• TASK TO CARRY OUT
The answer must be every line below that holds the word "your".

Collected data
********************

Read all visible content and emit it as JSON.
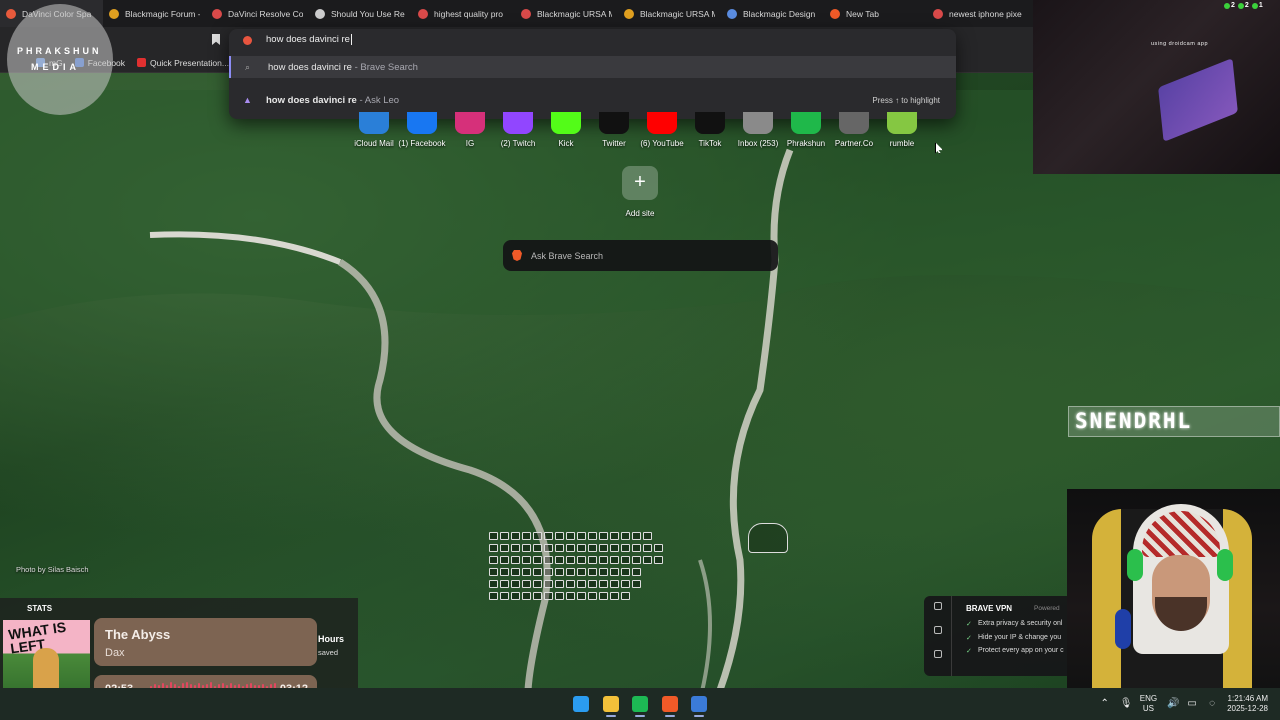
{
  "tabs": [
    {
      "title": "DaVinci Color Spa",
      "color": "#e85a3c",
      "active": true
    },
    {
      "title": "Blackmagic Forum -",
      "color": "#e0a020"
    },
    {
      "title": "DaVinci Resolve Co",
      "color": "#d94a4a"
    },
    {
      "title": "Should You Use Re",
      "color": "#cccccc"
    },
    {
      "title": "highest quality pro",
      "color": "#d94a4a"
    },
    {
      "title": "Blackmagic URSA M",
      "color": "#d94a4a"
    },
    {
      "title": "Blackmagic URSA M",
      "color": "#e0a020"
    },
    {
      "title": "Blackmagic Design",
      "color": "#5a8ce0"
    },
    {
      "title": "New Tab",
      "color": "#f05a28"
    },
    {
      "title": "newest iphone pixe",
      "color": "#d94a4a"
    }
  ],
  "bookmarks": [
    {
      "label": "mG",
      "color": "#5a8ce0"
    },
    {
      "label": "Facebook",
      "color": "#3b6fd8"
    },
    {
      "label": "Quick Presentation...",
      "color": "#e03030"
    }
  ],
  "omnibox": {
    "query": "how does davinci re",
    "suggestions": [
      {
        "query": "how does davinci re",
        "source": " - Brave Search"
      },
      {
        "query": "how does davinci re",
        "source": " - Ask Leo"
      }
    ],
    "hint": "Press ↑ to highlight"
  },
  "top_sites": [
    {
      "label": "iCloud Mail",
      "color": "#2a7fd8"
    },
    {
      "label": "(1) Facebook",
      "color": "#1877f2"
    },
    {
      "label": "IG",
      "color": "#d6307a"
    },
    {
      "label": "(2) Twitch",
      "color": "#9146ff"
    },
    {
      "label": "Kick",
      "color": "#53fc18"
    },
    {
      "label": "Twitter",
      "color": "#111111"
    },
    {
      "label": "(6) YouTube",
      "color": "#ff0000"
    },
    {
      "label": "TikTok",
      "color": "#111111"
    },
    {
      "label": "Inbox (253)",
      "color": "#8a8a8a"
    },
    {
      "label": "Phrakshun",
      "color": "#1fb84a"
    },
    {
      "label": "Partner.Co",
      "color": "#666666"
    },
    {
      "label": "rumble",
      "color": "#85c742"
    }
  ],
  "add_site_label": "Add site",
  "search_placeholder": "Ask Brave Search",
  "photo_credit": "Photo by Silas Baisch",
  "overlay_logo": {
    "line1": "PHRAKSHUN",
    "line2": "MEDIA"
  },
  "stream": {
    "caption": "using droidcam app",
    "counter_a": "2",
    "counter_b": "2",
    "counter_c": "1",
    "neon_text": "SNENDRHL"
  },
  "music": {
    "stats_label": "STATS",
    "album_text": "WHAT IS LEFT",
    "title": "The Abyss",
    "artist": "Dax",
    "current": "02:53",
    "duration": "03:12",
    "progress": 0.9,
    "hours_label": "Hours",
    "saved_label": "saved"
  },
  "vpn": {
    "title": "BRAVE VPN",
    "powered": "Powered",
    "features": [
      "Extra privacy & security onl",
      "Hide your IP & change you",
      "Protect every app on your c"
    ]
  },
  "taskbar": {
    "apps": [
      {
        "name": "windows-start-icon",
        "color": "#2b9cf0"
      },
      {
        "name": "file-explorer-icon",
        "color": "#f3c13a"
      },
      {
        "name": "spotify-icon",
        "color": "#1db954"
      },
      {
        "name": "brave-icon",
        "color": "#f05a28"
      },
      {
        "name": "python-app-icon",
        "color": "#3b7bd8"
      }
    ],
    "lang": "ENG",
    "region": "US",
    "time": "1:21:46 AM",
    "date": "2025-12-28"
  }
}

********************

• WRITTEN SOLUTION
      "Hide your IP & change you",
      "Protect every app on your c"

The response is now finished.